(Data items)
* * * * *
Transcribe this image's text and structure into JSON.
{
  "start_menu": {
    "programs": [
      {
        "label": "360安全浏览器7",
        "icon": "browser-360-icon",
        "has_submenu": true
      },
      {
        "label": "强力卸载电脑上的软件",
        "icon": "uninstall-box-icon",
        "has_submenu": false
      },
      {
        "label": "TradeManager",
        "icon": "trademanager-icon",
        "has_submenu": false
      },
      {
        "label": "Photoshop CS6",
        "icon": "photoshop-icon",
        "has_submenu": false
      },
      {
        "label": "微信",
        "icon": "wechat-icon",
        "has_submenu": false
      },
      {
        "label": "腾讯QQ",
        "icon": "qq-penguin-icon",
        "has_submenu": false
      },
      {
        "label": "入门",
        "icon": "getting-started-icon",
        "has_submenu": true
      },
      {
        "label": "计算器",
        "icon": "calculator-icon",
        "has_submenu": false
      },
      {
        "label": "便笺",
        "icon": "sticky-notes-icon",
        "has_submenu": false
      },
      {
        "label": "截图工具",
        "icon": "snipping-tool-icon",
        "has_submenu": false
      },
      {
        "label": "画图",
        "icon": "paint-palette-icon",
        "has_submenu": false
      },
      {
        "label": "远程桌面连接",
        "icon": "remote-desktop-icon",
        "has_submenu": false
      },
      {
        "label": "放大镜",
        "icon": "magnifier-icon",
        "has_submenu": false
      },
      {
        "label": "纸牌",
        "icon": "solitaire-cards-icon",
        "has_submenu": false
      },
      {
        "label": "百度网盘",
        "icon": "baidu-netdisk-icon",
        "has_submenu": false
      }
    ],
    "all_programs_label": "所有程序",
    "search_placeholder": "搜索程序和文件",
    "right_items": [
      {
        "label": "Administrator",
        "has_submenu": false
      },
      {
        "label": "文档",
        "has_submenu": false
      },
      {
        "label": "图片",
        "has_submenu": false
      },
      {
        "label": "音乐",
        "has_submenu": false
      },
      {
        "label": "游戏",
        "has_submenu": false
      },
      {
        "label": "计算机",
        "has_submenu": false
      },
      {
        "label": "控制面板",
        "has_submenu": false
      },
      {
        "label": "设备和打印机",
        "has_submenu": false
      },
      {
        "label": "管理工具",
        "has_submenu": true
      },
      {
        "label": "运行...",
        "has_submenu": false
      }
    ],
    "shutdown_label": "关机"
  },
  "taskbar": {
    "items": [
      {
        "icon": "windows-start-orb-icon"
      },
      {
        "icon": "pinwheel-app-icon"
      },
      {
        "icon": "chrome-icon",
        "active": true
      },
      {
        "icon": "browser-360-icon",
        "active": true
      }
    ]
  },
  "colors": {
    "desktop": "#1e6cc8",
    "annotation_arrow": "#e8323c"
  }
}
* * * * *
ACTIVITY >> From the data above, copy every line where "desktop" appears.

SOLUTION TO THIS TASK >>
        "icon": "remote-desktop-icon",
    "desktop": "#1e6cc8",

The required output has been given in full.